Two basic rules of media ethics apply to the coverage of terrorism: avoid giving unnecessary oxygen to the terrorist, and avoid unnecessarily violating standards of public decency. The way to do this is to apply a test of necessity: what is necessary to publish to give the public a sufficiently comprehensive account of what has happened?
Democracy and social progress die without science and fact-based knowledge. Science and facts are the foundational basis for rational and logical disputation and the possibility of reaching some truths. Fake news, on the other hand, is a calculated assault on democratic freedoms.
Like so many times before with acts of mass violence in different parts of the world, news of shootings at two Christchurch mosques on Friday instantly ricocheted around the world via social media.
Most people think the internet operates as a kind of global public square. In reality, it’s become a divided arena where conflict between nation states plays out. Nation states run covert operations on the same platforms we use to post cat videos and exchange gossip.
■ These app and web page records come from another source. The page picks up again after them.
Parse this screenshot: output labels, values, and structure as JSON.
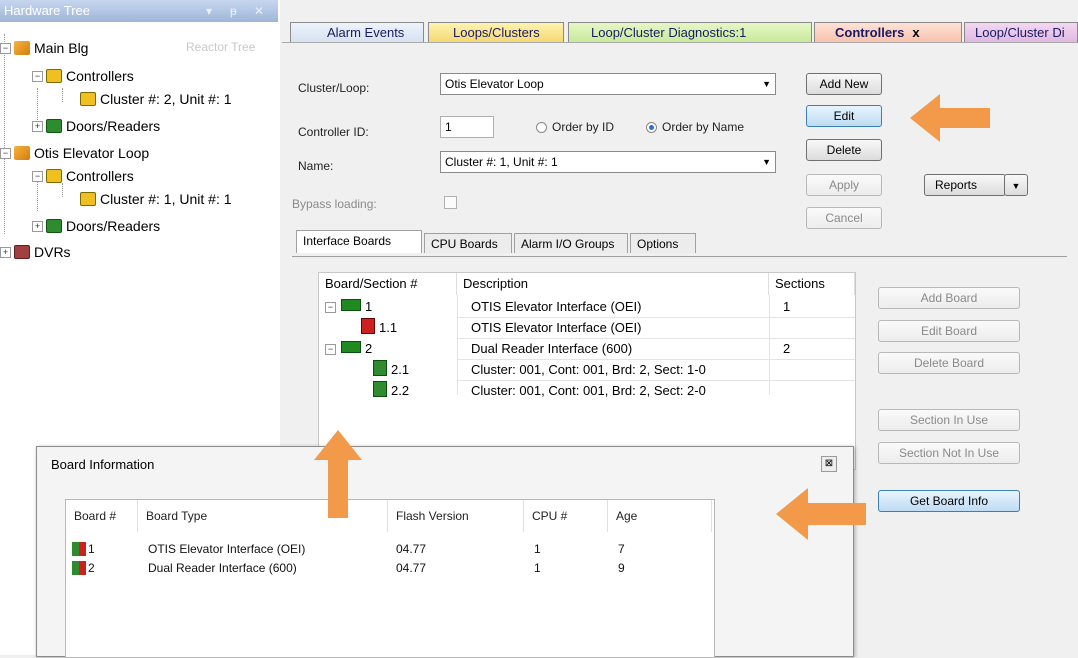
{
  "hardware_tree": {
    "title": "Hardware Tree",
    "controls": [
      "▾",
      "ᵽ",
      "✕"
    ],
    "faded_header": "Reactor Tree",
    "nodes": [
      {
        "label": "Main Blg"
      },
      {
        "label": "Controllers"
      },
      {
        "label": "Cluster #: 2, Unit #: 1"
      },
      {
        "label": "Doors/Readers"
      },
      {
        "label": "Otis Elevator Loop"
      },
      {
        "label": "Controllers"
      },
      {
        "label": "Cluster #: 1, Unit #: 1"
      },
      {
        "label": "Doors/Readers"
      },
      {
        "label": "DVRs"
      }
    ]
  },
  "tabs": [
    {
      "label": "Alarm Events"
    },
    {
      "label": "Loops/Clusters"
    },
    {
      "label": "Loop/Cluster Diagnostics:1"
    },
    {
      "label": "Controllers",
      "close": "x"
    },
    {
      "label": "Loop/Cluster Di"
    }
  ],
  "form": {
    "cluster_label": "Cluster/Loop:",
    "cluster_value": "Otis Elevator Loop",
    "controller_id_label": "Controller ID:",
    "controller_id_value": "1",
    "order_by_id": "Order by ID",
    "order_by_name": "Order by Name",
    "name_label": "Name:",
    "name_value": "Cluster #: 1, Unit #: 1",
    "bypass_label": "Bypass loading:"
  },
  "buttons": {
    "add_new": "Add New",
    "edit": "Edit",
    "delete": "Delete",
    "apply": "Apply",
    "cancel": "Cancel",
    "reports": "Reports",
    "add_board": "Add Board",
    "edit_board": "Edit Board",
    "delete_board": "Delete Board",
    "section_in_use": "Section In Use",
    "section_not_in_use": "Section Not In Use",
    "get_board_info": "Get Board Info"
  },
  "subtabs": [
    {
      "label": "Interface Boards"
    },
    {
      "label": "CPU Boards"
    },
    {
      "label": "Alarm I/O Groups"
    },
    {
      "label": "Options"
    }
  ],
  "board_list": {
    "headers": [
      "Board/Section #",
      "Description",
      "Sections"
    ],
    "rows": [
      {
        "num": "1",
        "desc": "OTIS Elevator Interface (OEI)",
        "sections": "1"
      },
      {
        "num": "1.1",
        "desc": "OTIS Elevator Interface (OEI)",
        "sections": ""
      },
      {
        "num": "2",
        "desc": "Dual Reader Interface (600)",
        "sections": "2"
      },
      {
        "num": "2.1",
        "desc": "Cluster: 001, Cont: 001, Brd: 2, Sect: 1-0",
        "sections": ""
      },
      {
        "num": "2.2",
        "desc": "Cluster: 001, Cont: 001, Brd: 2, Sect: 2-0",
        "sections": ""
      }
    ]
  },
  "dialog": {
    "title": "Board Information",
    "close": "⊠",
    "headers": [
      "Board #",
      "Board Type",
      "Flash Version",
      "CPU #",
      "Age"
    ],
    "rows": [
      {
        "board": "1",
        "type": "OTIS Elevator Interface (OEI)",
        "flash": "04.77",
        "cpu": "1",
        "age": "7"
      },
      {
        "board": "2",
        "type": "Dual Reader Interface (600)",
        "flash": "04.77",
        "cpu": "1",
        "age": "9"
      }
    ]
  },
  "colors": {
    "arrow": "#f29a4a",
    "accent_blue": "#2a6fd8"
  }
}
And if we’re not aware of it, we could be unwittingly used as pawns for the wrong side. How did we get here? It’s complicated, but let’s walk through some of the main elements.
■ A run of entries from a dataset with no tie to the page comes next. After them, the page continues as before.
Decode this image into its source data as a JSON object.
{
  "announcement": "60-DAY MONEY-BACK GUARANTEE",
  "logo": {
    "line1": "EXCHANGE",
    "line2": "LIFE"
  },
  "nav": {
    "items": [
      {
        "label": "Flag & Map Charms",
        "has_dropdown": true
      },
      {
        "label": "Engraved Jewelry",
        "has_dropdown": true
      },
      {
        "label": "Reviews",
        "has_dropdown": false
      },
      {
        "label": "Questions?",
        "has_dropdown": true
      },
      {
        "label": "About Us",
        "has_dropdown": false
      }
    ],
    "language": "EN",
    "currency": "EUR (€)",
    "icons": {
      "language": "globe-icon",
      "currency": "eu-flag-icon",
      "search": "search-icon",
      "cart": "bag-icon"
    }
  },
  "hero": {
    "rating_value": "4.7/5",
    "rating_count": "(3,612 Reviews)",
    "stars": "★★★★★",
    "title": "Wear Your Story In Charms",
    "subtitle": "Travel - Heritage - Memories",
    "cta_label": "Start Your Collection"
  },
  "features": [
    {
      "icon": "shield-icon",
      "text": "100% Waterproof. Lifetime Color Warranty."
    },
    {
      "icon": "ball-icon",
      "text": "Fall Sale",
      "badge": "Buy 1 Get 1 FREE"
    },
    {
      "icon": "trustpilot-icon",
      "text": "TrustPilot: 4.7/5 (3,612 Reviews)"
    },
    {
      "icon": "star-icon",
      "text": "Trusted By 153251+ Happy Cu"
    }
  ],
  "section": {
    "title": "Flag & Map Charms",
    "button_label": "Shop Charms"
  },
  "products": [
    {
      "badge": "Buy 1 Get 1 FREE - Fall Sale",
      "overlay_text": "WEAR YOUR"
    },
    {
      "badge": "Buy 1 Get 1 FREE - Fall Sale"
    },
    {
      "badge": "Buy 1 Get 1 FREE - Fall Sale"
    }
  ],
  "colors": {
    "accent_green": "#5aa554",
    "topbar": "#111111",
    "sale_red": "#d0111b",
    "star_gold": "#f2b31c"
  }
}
A landmark ruling by an Australian court is expected to have international consequences for newsrooms, with media companies on notice they face large compensation claims if they fail to take care of journalists who regularly cover traumatic events.
The newspaper industry in many countries is in the doldrums. Retrenchments have become the norm with experienced journalists who specialize in a particular reporting area – known as “beat reporting” – are among the first to go.
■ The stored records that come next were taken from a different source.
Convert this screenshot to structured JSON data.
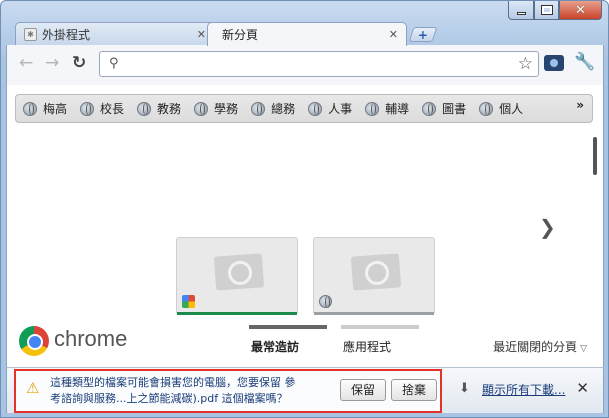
{
  "tabs": [
    {
      "label": "外掛程式",
      "active": false
    },
    {
      "label": "新分頁",
      "active": true
    }
  ],
  "omnibox": {
    "value": "",
    "placeholder": ""
  },
  "bookmarks": [
    "梅高",
    "校長",
    "教務",
    "學務",
    "總務",
    "人事",
    "輔導",
    "圖書",
    "個人"
  ],
  "ntp": {
    "logo_text": "chrome",
    "tab_most_visited": "最常造訪",
    "tab_apps": "應用程式",
    "recently_closed": "最近關閉的分頁"
  },
  "download_shelf": {
    "warning_line1": "這種類型的檔案可能會損害您的電腦，您要保留 參",
    "warning_line2": "考諮詢與服務...上之節能減碳).pdf 這個檔案嗎？",
    "keep_label": "保留",
    "discard_label": "捨棄",
    "show_all_label": "顯示所有下載..."
  },
  "colors": {
    "frame": "#a9c3e2",
    "highlight_border": "#e3322a",
    "link": "#1a3d7a"
  }
}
Eat blueberries for the antioxidants. Exercise daily at a moderate intensity for optimal heart health. Get the vaccine to prevent the disease. Our decision-making and conduct is influenced by what we read, see or hear. And many parts of our lives, from the food we eat to our quality of sleep, can in some way be linked back to scientific research.
For social media and search engines, the law is back in town. Prompted by privacy invasions, the spread of misinformation, a crisis in news funding and potential interference in elections, regulators in several countries now propose a range of interventions to curb the power of digital platforms.
This article will be no help whatsoever to Britain’s crumbling local newspaper industry. After 12 years researching the provincial press at its peak period, the second half of the 19th century, I have no answers for today’s business in crisis. In 2018, the fourth largest regional newspaper group in Britain, Johnston Press, recently went bust (and was then “rescued” by a US asset fund). A quarter of the country’s local papers have closed in the last ten years. Jobs have been cut, print sales tumble, and profits dwindle (although many local papers still make money). Fewer reporters staffing local papers mean fewer original stories, which makes the papers less attractive to readers, which accelerates the decline. The industry itself blames internet advertising, and competition from Facebook and Google. Others blame local newspaper management, not known for its dynamism or strategic ...
The federal government’s recent announcement of financial support for news organizations has been met with understandably wide-ranging reactions — from relief to skepticism, and worse. Among other measures, the package will incentivize consumers to sign up for digital news subscriptions and subsidize publishers through a tax credit on salaries paid to journalists. It’s good news for imperilled news businesses, but even some who share the government’s expressed concern over the sustainability of independent information about public affairs have expressed misgivings. The doubters include many journalists — the very people who stand most to gain from the promised support.